EXERCISE GOAL: Search the listing below, and show each line that includes the word "value".

DATA SHOWN:
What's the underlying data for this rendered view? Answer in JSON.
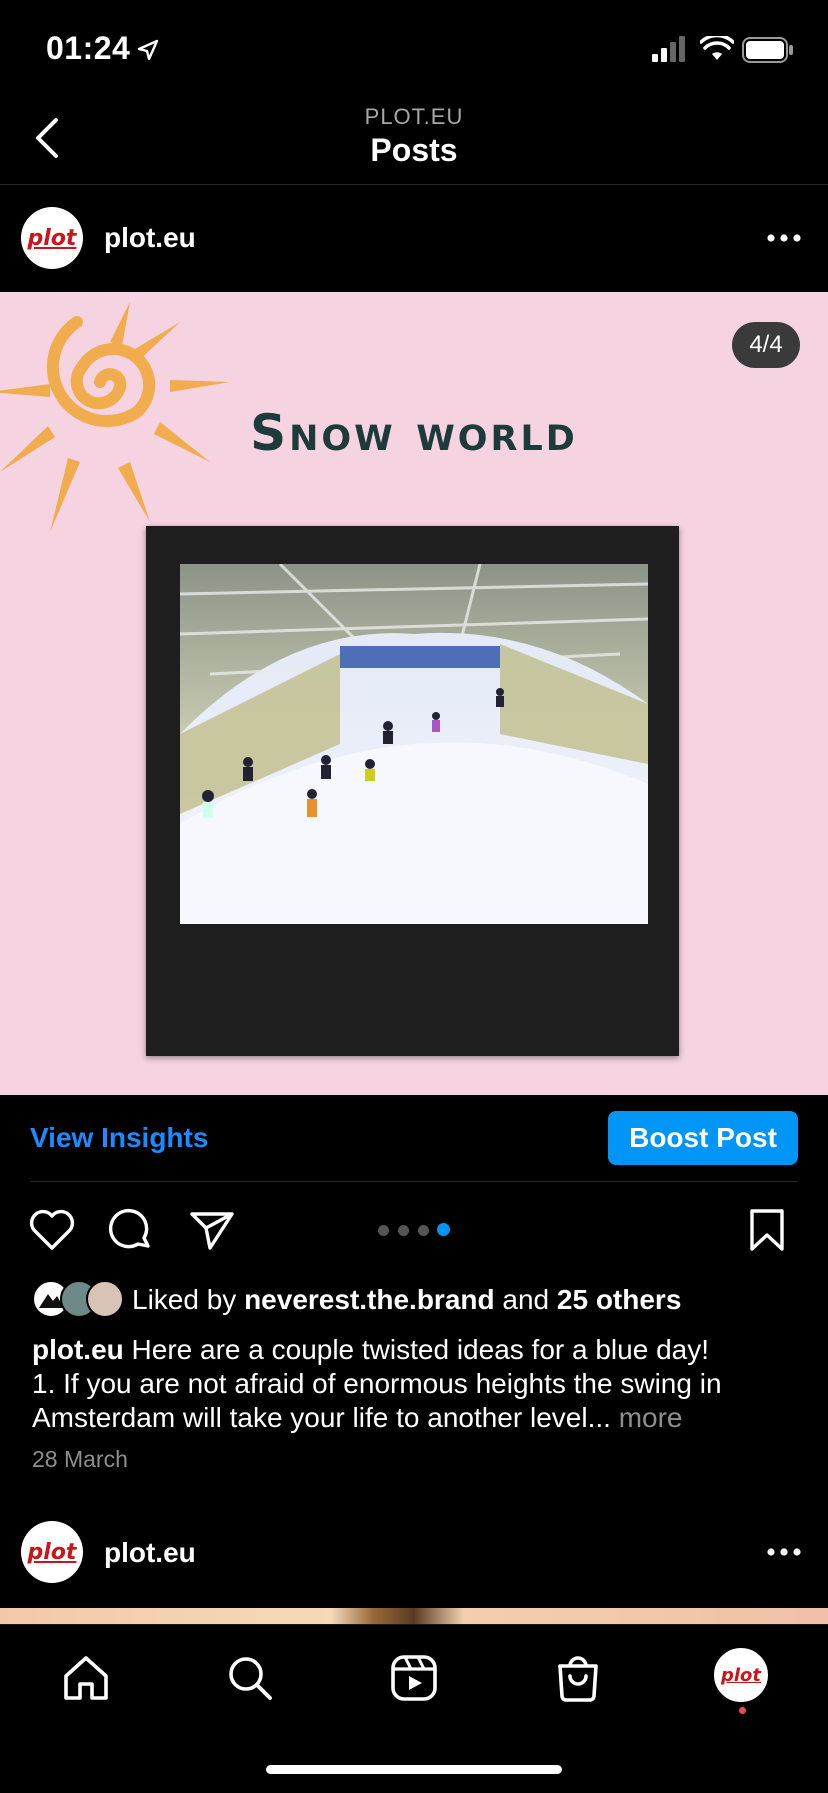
{
  "status_bar": {
    "time": "01:24"
  },
  "header": {
    "account": "PLOT.EU",
    "title": "Posts"
  },
  "post": {
    "username": "plot.eu",
    "avatar_text": "plot",
    "image_counter": "4/4",
    "image_title": "Snow world",
    "carousel": {
      "total": 4,
      "active": 4
    }
  },
  "actions": {
    "view_insights": "View Insights",
    "boost_post": "Boost Post"
  },
  "likes": {
    "prefix": "Liked by",
    "user": "neverest.the.brand",
    "and": "and",
    "others": "25 others"
  },
  "caption": {
    "username": "plot.eu",
    "line1": "Here are a couple twisted ideas for a blue day!",
    "line2": "1. If you are not afraid of enormous heights the swing in Amsterdam will take your life to another level...",
    "more": "more"
  },
  "date": "28 March",
  "next_post": {
    "username": "plot.eu",
    "avatar_text": "plot"
  },
  "tabbar": {
    "profile_avatar_text": "plot"
  },
  "colors": {
    "accent": "#0095f6",
    "link": "#1a8cff",
    "image_bg": "#f5d3e0",
    "notify": "#ed4956"
  }
}
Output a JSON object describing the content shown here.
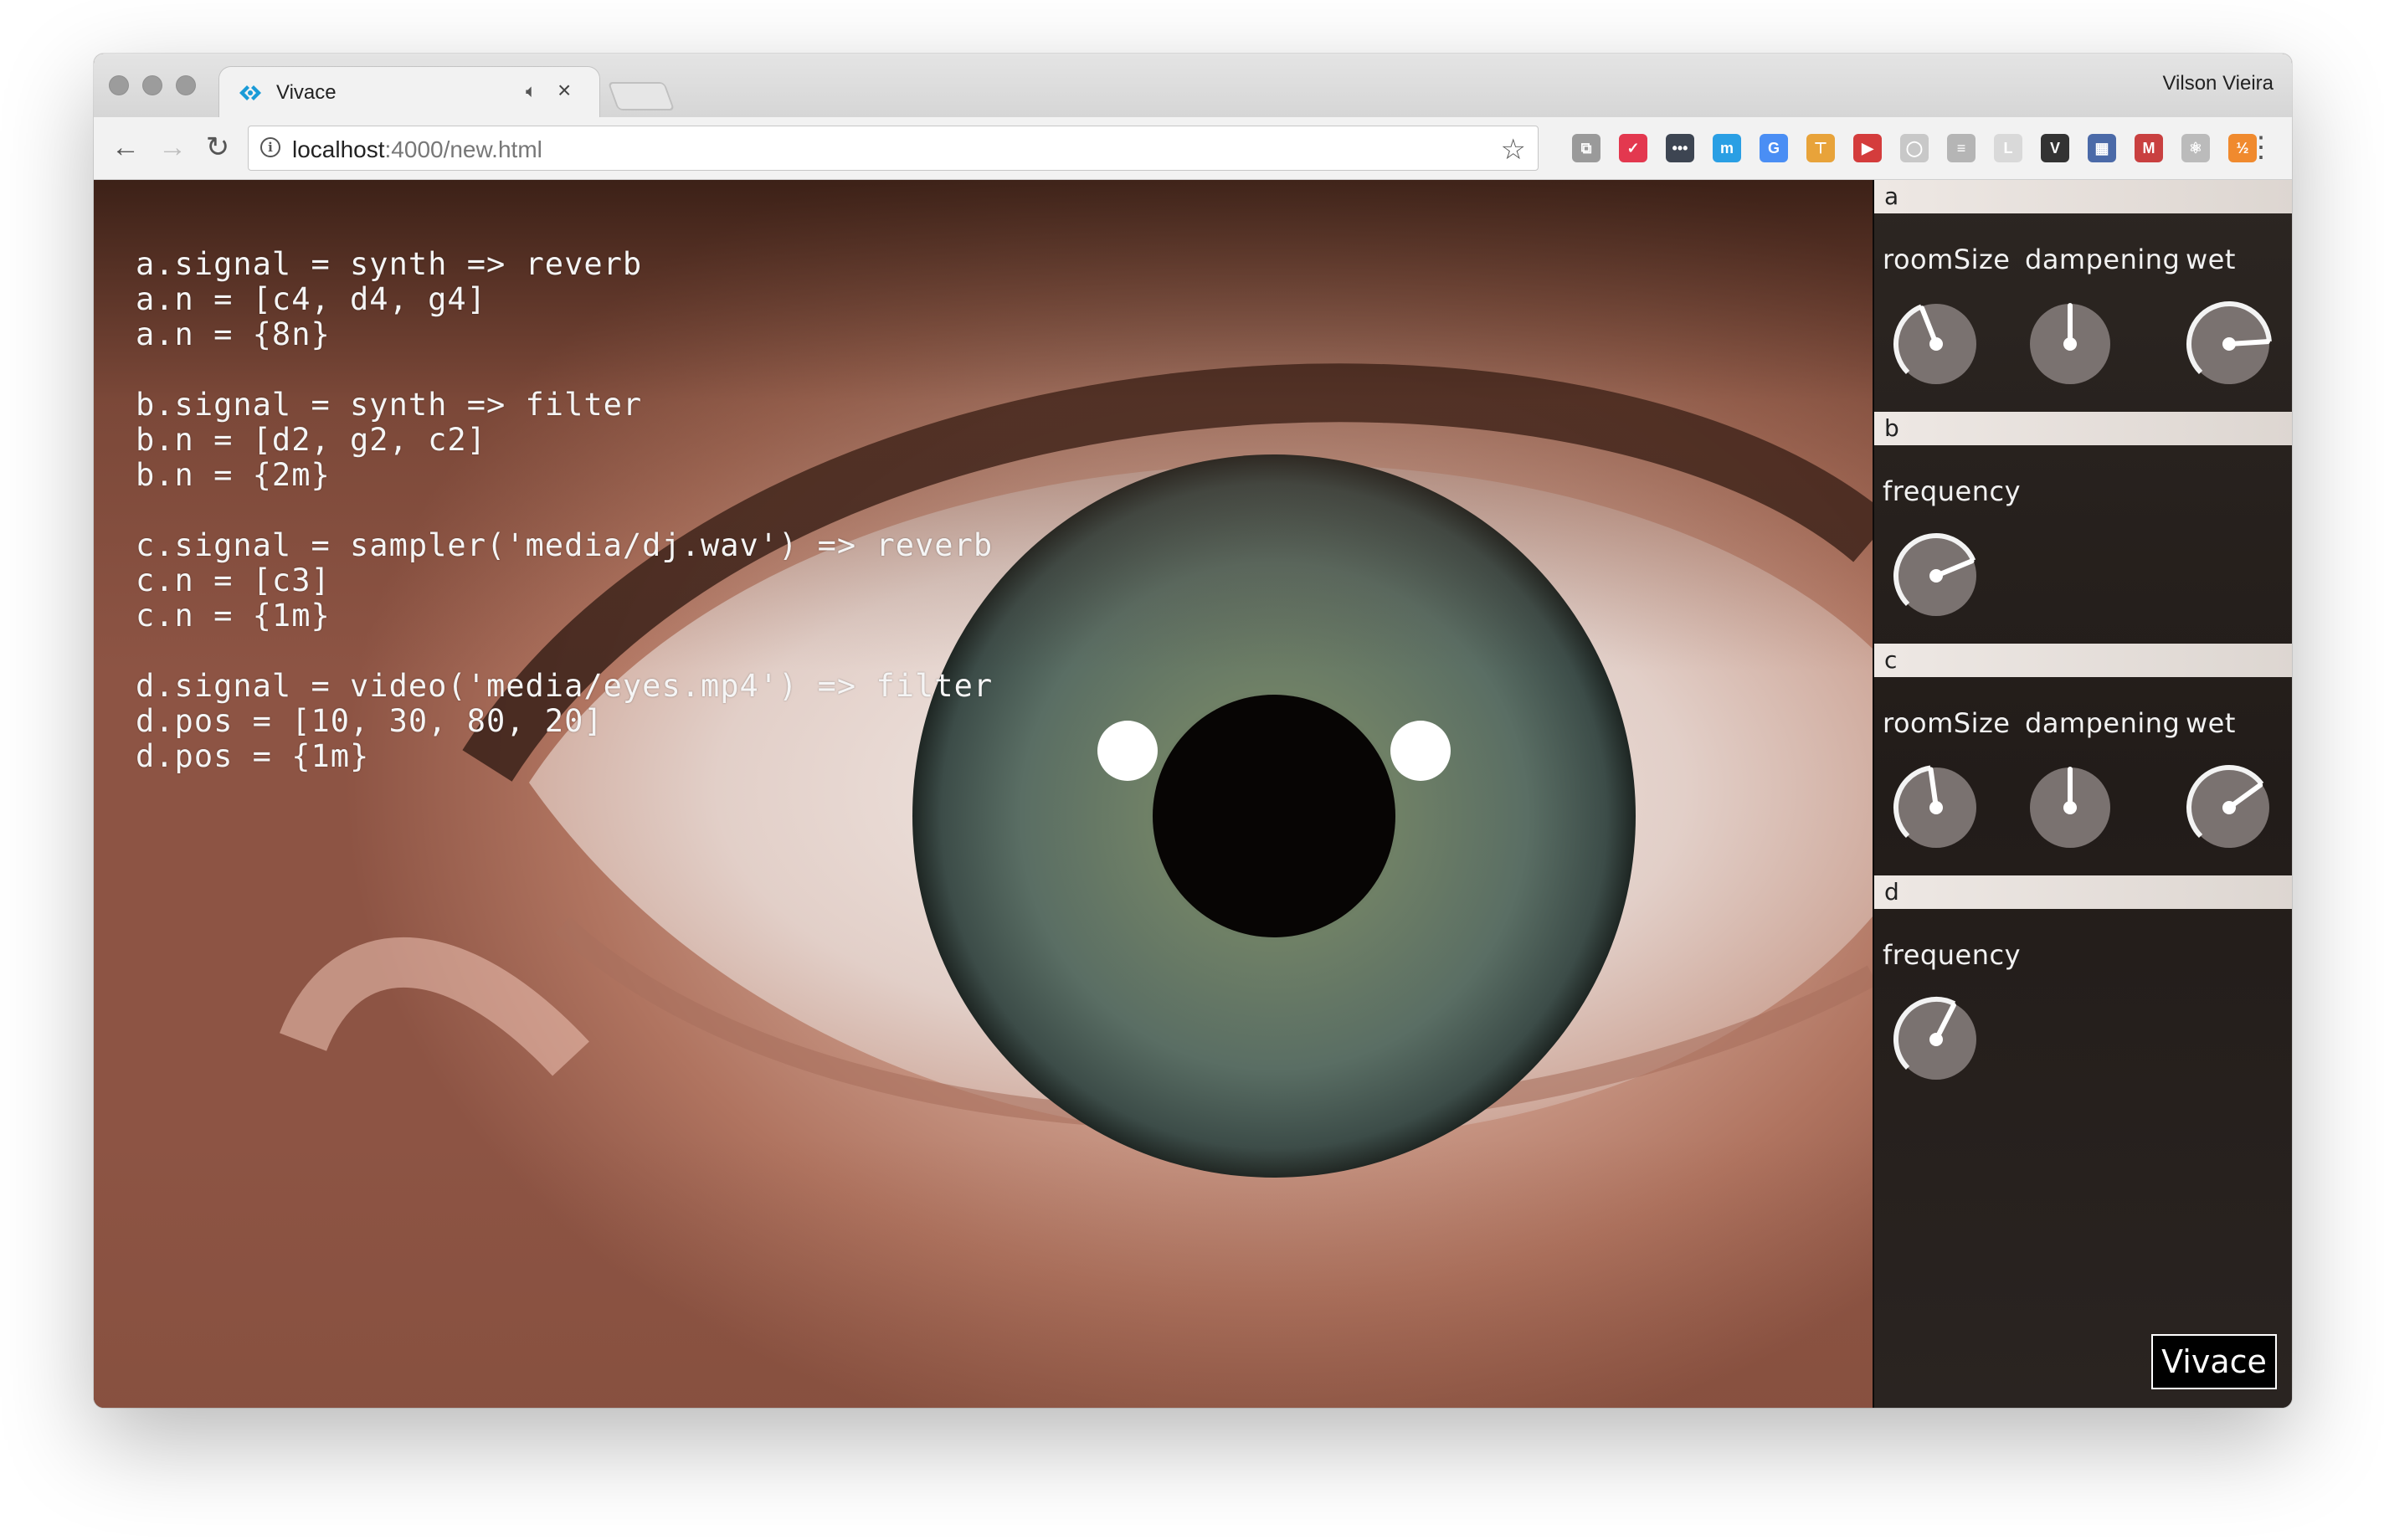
{
  "browser": {
    "tab_title": "Vivace",
    "tab_audio_icon": "speaker-icon",
    "tab_close": "×",
    "profile_name": "Vilson Vieira",
    "url_host": "localhost",
    "url_rest": ":4000/new.html",
    "nav": {
      "back": "←",
      "forward": "→",
      "reload": "↻"
    },
    "bookmark_star": "☆",
    "menu": "⋮"
  },
  "extensions": [
    {
      "name": "ext-1-icon",
      "glyph": "⧉",
      "color": "#9a9a9a"
    },
    {
      "name": "pocket-icon",
      "glyph": "✓",
      "color": "#e3384f"
    },
    {
      "name": "ext-dots-icon",
      "glyph": "•••",
      "color": "#3d4552"
    },
    {
      "name": "ext-circle-icon",
      "glyph": "m",
      "color": "#2a9fe4"
    },
    {
      "name": "google-translate-icon",
      "glyph": "G",
      "color": "#4a8ef4"
    },
    {
      "name": "ext-hammer-icon",
      "glyph": "⊤",
      "color": "#e8a33a"
    },
    {
      "name": "ext-record-icon",
      "glyph": "▶",
      "color": "#d43c3c"
    },
    {
      "name": "ext-ring-icon",
      "glyph": "◯",
      "color": "#c8c8c8"
    },
    {
      "name": "ext-doc-icon",
      "glyph": "≡",
      "color": "#b5b5b5"
    },
    {
      "name": "lyrics-here-icon",
      "glyph": "L",
      "color": "#d9d9d9"
    },
    {
      "name": "ext-v-icon",
      "glyph": "V",
      "color": "#333333"
    },
    {
      "name": "ext-grid-icon",
      "glyph": "▦",
      "color": "#4b6aa8"
    },
    {
      "name": "ext-mask-icon",
      "glyph": "M",
      "color": "#c94040"
    },
    {
      "name": "react-devtools-icon",
      "glyph": "⚛",
      "color": "#bbbbbb"
    },
    {
      "name": "ext-orange-icon",
      "glyph": "½",
      "color": "#f08a2e"
    }
  ],
  "editor": {
    "lines": [
      "a.signal = synth => reverb",
      "a.n = [c4, d4, g4]",
      "a.n = {8n}",
      "",
      "b.signal = synth => filter",
      "b.n = [d2, g2, c2]",
      "b.n = {2m}",
      "",
      "c.signal = sampler('media/dj.wav') => reverb",
      "c.n = [c3]",
      "c.n = {1m}",
      "",
      "d.signal = video('media/eyes.mp4') => filter",
      "d.pos = [10, 30, 80, 20]",
      "d.pos = {1m}"
    ]
  },
  "sidebar": {
    "sections": [
      {
        "name": "a",
        "knobs": [
          {
            "label": "roomSize",
            "value": 0.42,
            "style": "ring"
          },
          {
            "label": "dampening",
            "value": 0.5,
            "style": "plain"
          },
          {
            "label": "wet",
            "value": 0.82,
            "style": "ring"
          }
        ]
      },
      {
        "name": "b",
        "knobs": [
          {
            "label": "frequency",
            "value": 0.75,
            "style": "ring"
          }
        ]
      },
      {
        "name": "c",
        "knobs": [
          {
            "label": "roomSize",
            "value": 0.47,
            "style": "ring"
          },
          {
            "label": "dampening",
            "value": 0.5,
            "style": "plain"
          },
          {
            "label": "wet",
            "value": 0.7,
            "style": "ring"
          }
        ]
      },
      {
        "name": "d",
        "knobs": [
          {
            "label": "frequency",
            "value": 0.6,
            "style": "ring"
          }
        ]
      }
    ],
    "logo": "Vivace"
  },
  "colors": {
    "accent": "#1a9bd7",
    "sidebar_bg": "#241e1b",
    "section_header": "#e8e2de"
  }
}
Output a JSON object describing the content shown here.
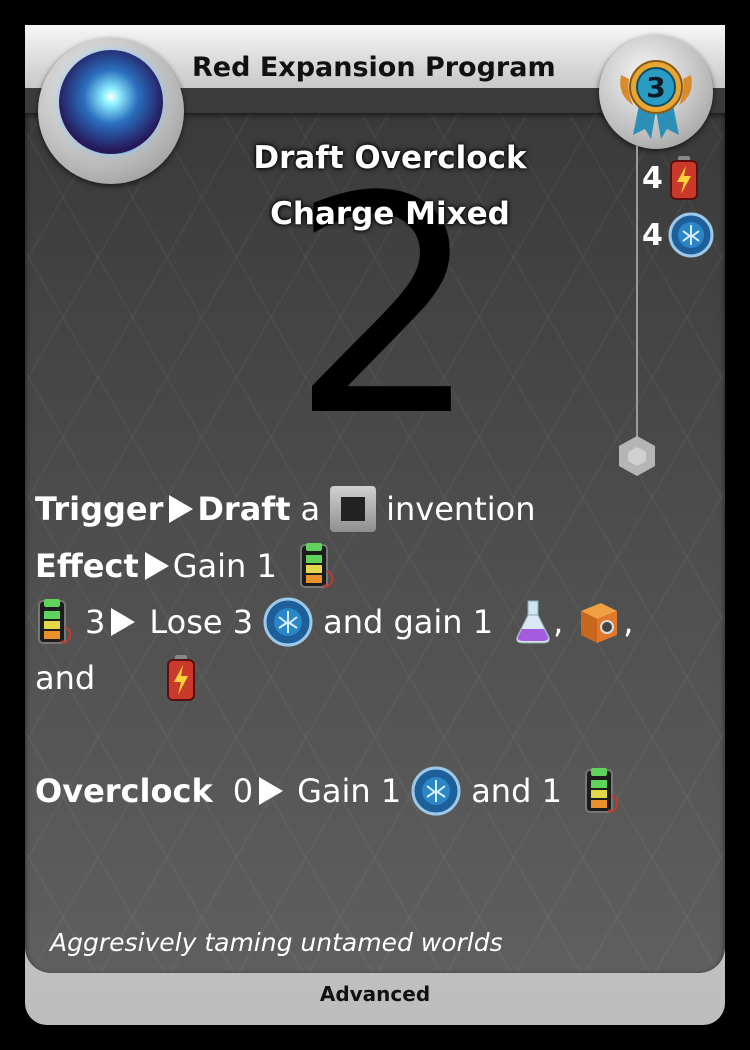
{
  "card": {
    "title": "Red Expansion Program",
    "tier": "3",
    "big_number": "2",
    "keywords": [
      "Draft  Overclock",
      "Charge  Mixed"
    ],
    "costs": [
      {
        "amount": "4",
        "icon": "battery-icon"
      },
      {
        "amount": "4",
        "icon": "blue-token-icon"
      }
    ],
    "rules": {
      "trigger_label": "Trigger",
      "trigger_keyword": "Draft",
      "trigger_a": "a",
      "trigger_object": "invention",
      "effect_label": "Effect",
      "effect_text": "Gain 1",
      "cond_amount": "3",
      "cond_lose": "Lose 3",
      "cond_and_gain": "and gain 1",
      "comma1": ",",
      "comma2": ",",
      "and_word": "and",
      "overclock_label": "Overclock",
      "overclock_amount": "0",
      "overclock_gain": "Gain 1",
      "overclock_and": "and 1"
    },
    "flavor": "Aggresively taming untamed worlds",
    "footer": "Advanced"
  },
  "colors": {
    "panel": "#4a4a4a",
    "frame": "#d6d6d6",
    "text": "#ffffff"
  }
}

WRITTEN ANSWER:
            "value": 0.42,
            "value": 0.5,
            "value": 0.82,
            "value": 0.75,
            "value": 0.47,
            "value": 0.5,
            "value": 0.7,
            "value": 0.6,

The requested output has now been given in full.